Arugam Bay Surfing Contest

Arugam Bay Surf

Arugam Bay Surf Contest

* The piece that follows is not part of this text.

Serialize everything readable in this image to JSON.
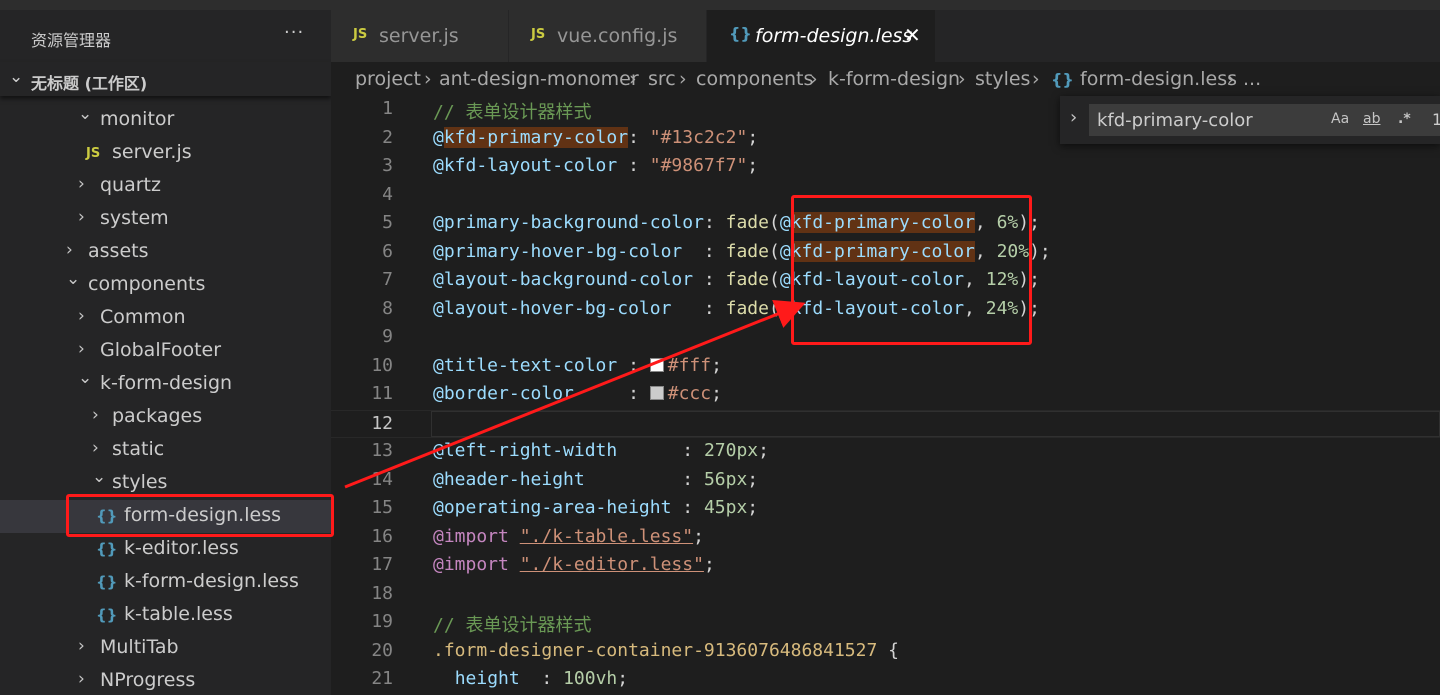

In order to get some inspiration to tackle a new (in fact any) adventure, we find it essential to carefully observe, take notes and learn a few tricks before storming head first into a potentially life threatening exercise. Of course it also helps if there are a few cold beverages on hand, bikinis, palm trees and good tunes. Thus, we set out in the blazing sun to watch and learn from the masters of the art, in order to pick up some of the lost surfing “skills” from last year, before foolishly rushing in to confront the masses in the beginner’s line up, armed to the teeth with boards and bodies of immense proportions and shapes. This is how we found ourselves parked off under a palm tree for 3 days, watching the sun, surf, bikinis and surf talent do their thing. It’s not easy I tell you! Read the rest of this entry